Is Your Brand Relational?

Logos are important. Websites are critical. Consistent, clear, and timely communication is key. This is your brand, and every organization has one. Some brands are clear, others are vague. Some brands we recognize instantly, others don't even register. So what makes your brand distinct? Of course, brand consistency is of upmost importance. You must know your identity and portray your brand without compromise. But once you have done this, how do you rise above the noise, stand out and get noticed.

First, a story...

Recently, I was having problems with my new computer. I had several choices for repair: Apple retail or one of two independent Apple specialists' shops located near my house. Because of my past experiences with Apple retail, I chose to give them the first shot. I conveniently scheduled my appointment on-line and arrived five minutes early for my appointment. I was informed that the support team was running about 30 minutes behind, so I looked for a quiet place to sit down and get some work done. (If you have ever been in an Apple store around the holidays, you know this is no small feat.) Once I met with the support team, they were able to quickly diagnose the issue and offer a solution. The logic board would need to be replaced and they would need my computer for three to seven days.
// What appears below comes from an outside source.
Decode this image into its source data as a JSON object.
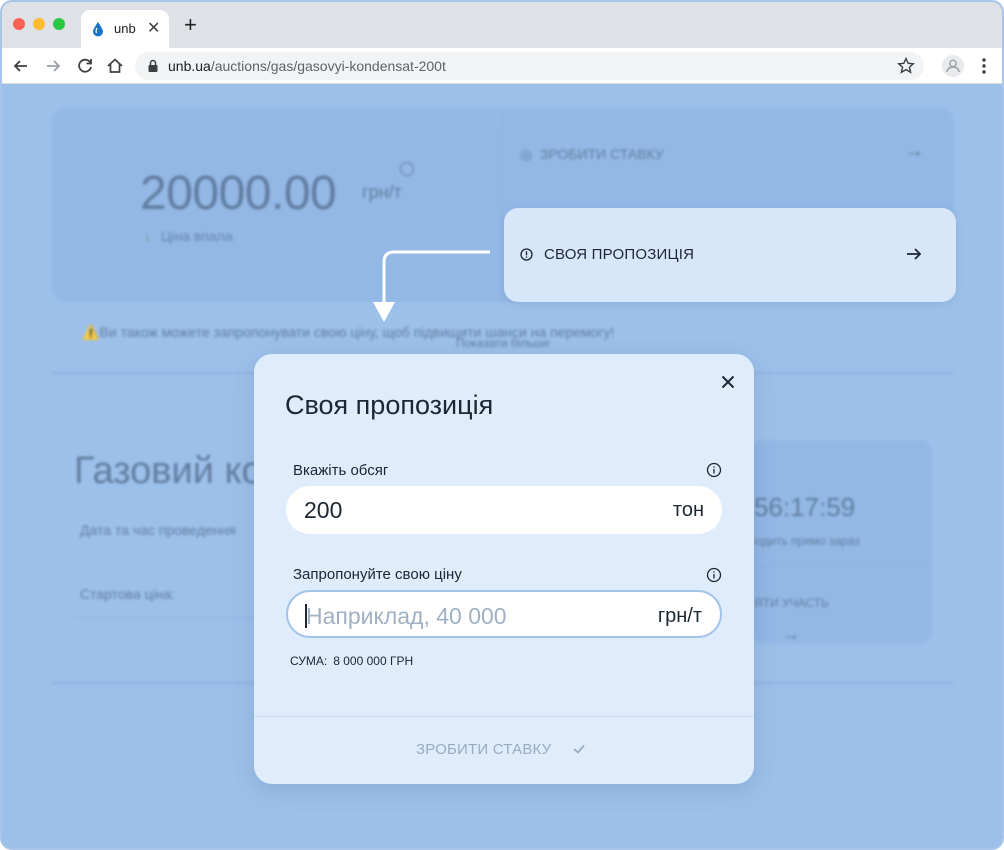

New logic board: OK. Part in stock: Great. Computer gone for up to a week: Not an option. After much discussion about how I couldn't go that long without my primary work computer, I was informed that was my only option if I wanted Apple retail to help. I left frustrated.

Next, I visited the independent Apple specialist nearest to my house. I explained my exact situation, but again was told the best-case scenario would put me without my computer for one and half days. Again, I pleaded my case, but was nicely told they had systems and processes in place that just couldn't be adjusted.
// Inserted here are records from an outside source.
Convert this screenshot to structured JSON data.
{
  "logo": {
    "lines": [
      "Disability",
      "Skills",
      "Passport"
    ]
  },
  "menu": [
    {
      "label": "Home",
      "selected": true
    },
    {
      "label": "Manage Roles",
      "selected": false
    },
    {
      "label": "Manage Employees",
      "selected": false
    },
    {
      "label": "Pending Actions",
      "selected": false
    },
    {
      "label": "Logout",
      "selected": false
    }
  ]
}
In a last ditch effort, I called the independent Apple specialist, Macrobatix, mostly expecting to hear the same thing. Oh, how wrong I was. It was refreshing to find someone interested in my story and willing to bend their process to meet a need.
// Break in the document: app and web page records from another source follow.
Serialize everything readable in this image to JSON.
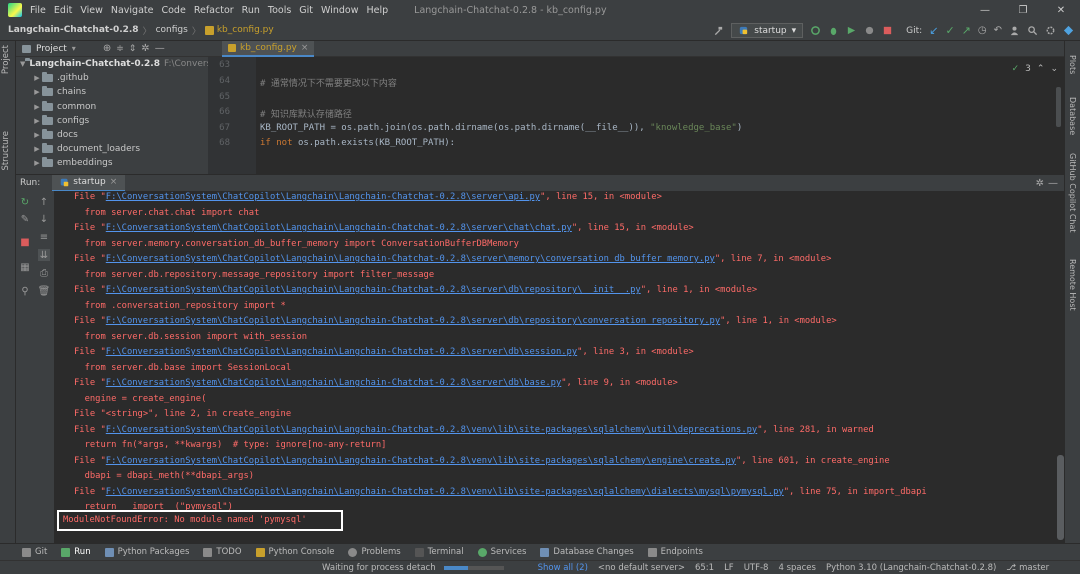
{
  "menubar": {
    "items": [
      "File",
      "Edit",
      "View",
      "Navigate",
      "Code",
      "Refactor",
      "Run",
      "Tools",
      "Git",
      "Window",
      "Help"
    ],
    "window_title": "Langchain-Chatchat-0.2.8 - kb_config.py"
  },
  "navbar": {
    "project": "Langchain-Chatchat-0.2.8",
    "folder": "configs",
    "file": "kb_config.py",
    "run_config": "startup",
    "git_label": "Git:"
  },
  "project_panel": {
    "title": "Project",
    "root": "Langchain-Chatchat-0.2.8",
    "root_path": "F:\\Convers",
    "items": [
      ".github",
      "chains",
      "common",
      "configs",
      "docs",
      "document_loaders",
      "embeddings"
    ]
  },
  "left_stripe": {
    "project": "Project",
    "structure": "Structure"
  },
  "right_stripe": {
    "plots": "Plots",
    "database": "Database",
    "copilot": "GitHub Copilot Chat",
    "remote": "Remote Host"
  },
  "editor": {
    "tab": "kb_config.py",
    "inspections": "3",
    "lines": [
      {
        "num": "63",
        "text": ""
      },
      {
        "num": "64",
        "text": "# 通常情况下不需要更改以下内容"
      },
      {
        "num": "65",
        "text": ""
      },
      {
        "num": "66",
        "text": "# 知识库默认存储路径"
      },
      {
        "num": "67",
        "text": "KB_ROOT_PATH = os.path.join(os.path.dirname(os.path.dirname(__file__)), \"knowledge_base\")"
      },
      {
        "num": "68",
        "text": "if not os.path.exists(KB_ROOT_PATH):"
      }
    ]
  },
  "run_panel": {
    "label": "Run:",
    "tab": "startup"
  },
  "console": {
    "lines": [
      {
        "pre": "File \"",
        "link": "F:\\ConversationSystem\\ChatCopilot\\Langchain\\Langchain-Chatchat-0.2.8\\server\\api.py",
        "post": "\", line 15, in <module>"
      },
      {
        "pre": "  from server.chat.chat import chat"
      },
      {
        "pre": "File \"",
        "link": "F:\\ConversationSystem\\ChatCopilot\\Langchain\\Langchain-Chatchat-0.2.8\\server\\chat\\chat.py",
        "post": "\", line 15, in <module>"
      },
      {
        "pre": "  from server.memory.conversation_db_buffer_memory import ConversationBufferDBMemory"
      },
      {
        "pre": "File \"",
        "link": "F:\\ConversationSystem\\ChatCopilot\\Langchain\\Langchain-Chatchat-0.2.8\\server\\memory\\conversation_db_buffer_memory.py",
        "post": "\", line 7, in <module>"
      },
      {
        "pre": "  from server.db.repository.message_repository import filter_message"
      },
      {
        "pre": "File \"",
        "link": "F:\\ConversationSystem\\ChatCopilot\\Langchain\\Langchain-Chatchat-0.2.8\\server\\db\\repository\\__init__.py",
        "post": "\", line 1, in <module>"
      },
      {
        "pre": "  from .conversation_repository import *"
      },
      {
        "pre": "File \"",
        "link": "F:\\ConversationSystem\\ChatCopilot\\Langchain\\Langchain-Chatchat-0.2.8\\server\\db\\repository\\conversation_repository.py",
        "post": "\", line 1, in <module>"
      },
      {
        "pre": "  from server.db.session import with_session"
      },
      {
        "pre": "File \"",
        "link": "F:\\ConversationSystem\\ChatCopilot\\Langchain\\Langchain-Chatchat-0.2.8\\server\\db\\session.py",
        "post": "\", line 3, in <module>"
      },
      {
        "pre": "  from server.db.base import SessionLocal"
      },
      {
        "pre": "File \"",
        "link": "F:\\ConversationSystem\\ChatCopilot\\Langchain\\Langchain-Chatchat-0.2.8\\server\\db\\base.py",
        "post": "\", line 9, in <module>"
      },
      {
        "pre": "  engine = create_engine("
      },
      {
        "pre": "File \"<string>\", line 2, in create_engine"
      },
      {
        "pre": "File \"",
        "link": "F:\\ConversationSystem\\ChatCopilot\\Langchain\\Langchain-Chatchat-0.2.8\\venv\\lib\\site-packages\\sqlalchemy\\util\\deprecations.py",
        "post": "\", line 281, in warned"
      },
      {
        "pre": "  return fn(*args, **kwargs)  # type: ignore[no-any-return]"
      },
      {
        "pre": "File \"",
        "link": "F:\\ConversationSystem\\ChatCopilot\\Langchain\\Langchain-Chatchat-0.2.8\\venv\\lib\\site-packages\\sqlalchemy\\engine\\create.py",
        "post": "\", line 601, in create_engine"
      },
      {
        "pre": "  dbapi = dbapi_meth(**dbapi_args)"
      },
      {
        "pre": "File \"",
        "link": "F:\\ConversationSystem\\ChatCopilot\\Langchain\\Langchain-Chatchat-0.2.8\\venv\\lib\\site-packages\\sqlalchemy\\dialects\\mysql\\pymysql.py",
        "post": "\", line 75, in import_dbapi"
      },
      {
        "pre": "  return __import__(\"pymysql\")"
      }
    ],
    "error": "ModuleNotFoundError: No module named 'pymysql'"
  },
  "bottom_tabs": [
    "Git",
    "Run",
    "Python Packages",
    "TODO",
    "Python Console",
    "Problems",
    "Terminal",
    "Services",
    "Database Changes",
    "Endpoints"
  ],
  "status": {
    "message": "Waiting for process detach",
    "show_all": "Show all (2)",
    "server": "<no default server>",
    "position": "65:1",
    "line_sep": "LF",
    "encoding": "UTF-8",
    "indent": "4 spaces",
    "interpreter": "Python 3.10 (Langchain-Chatchat-0.2.8)",
    "branch": "master"
  },
  "colors": {
    "error": "#ff6b68",
    "link": "#5394ec",
    "accent": "#4a88c7"
  }
}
So how does Macrobatix, a small independent Apple specialist shop, differentiate their brand? Sure, they invested the time and money to develop a logo, website, retail space, and communication strategy that is clear and concise. Yet, the market is flooded with choices. Apple retail, big box electronic stores, and other independent Apple specialist stores are all vying for the same business. Bob, the owner of Macrobatix, made several choices that set his brand apart from the rest:

Listen to the need.

Bob took the time to hear what my issues were. He allowed me to express all my concerns about being without my computer for even just 1.5 days. Because he understood how important the right tools were to a small business, he was able to empathize.

Get to the know the person behind the need.

Bob seemed genuinely interested in who I was, and how he could help. He was able to see beyond the immediate need and find ways to build a relationship.

Say Yes, Whenever Possible.

Bob recognized the need was not a new part in a computer, but rather, to be without a computer for as little time as possible. All the other shops I visited were happy to replace the part, but that wasn't the need. Bob bent traditional practice or process to meet the real need. He said yes, when all I had heard was no.

In short, Bob and the Macrobatix team diagnosed the issue late one evening (took 15 minutes) and ordered the part. Then they allowed me to keep my computer while we waited for the part to arrive. Once it arrived, he called me and gave me an exact time when a technician would be able to begin the replacement. I brought in my computer and was back to work on my repaired machine in less than two hours. Apple retail: 3 to 7 days. Other Apple specialist: 1.5 days, at best. Macrobatix: 2 hours. Who do you think earned a customer?

Organizations today must be more that just transactional, they have to be relational. Brands come alive by experience, not just expression. Mission statements are for living out. Find the need you are meant to meet, and then do all you can to meet it better than everyone else around you.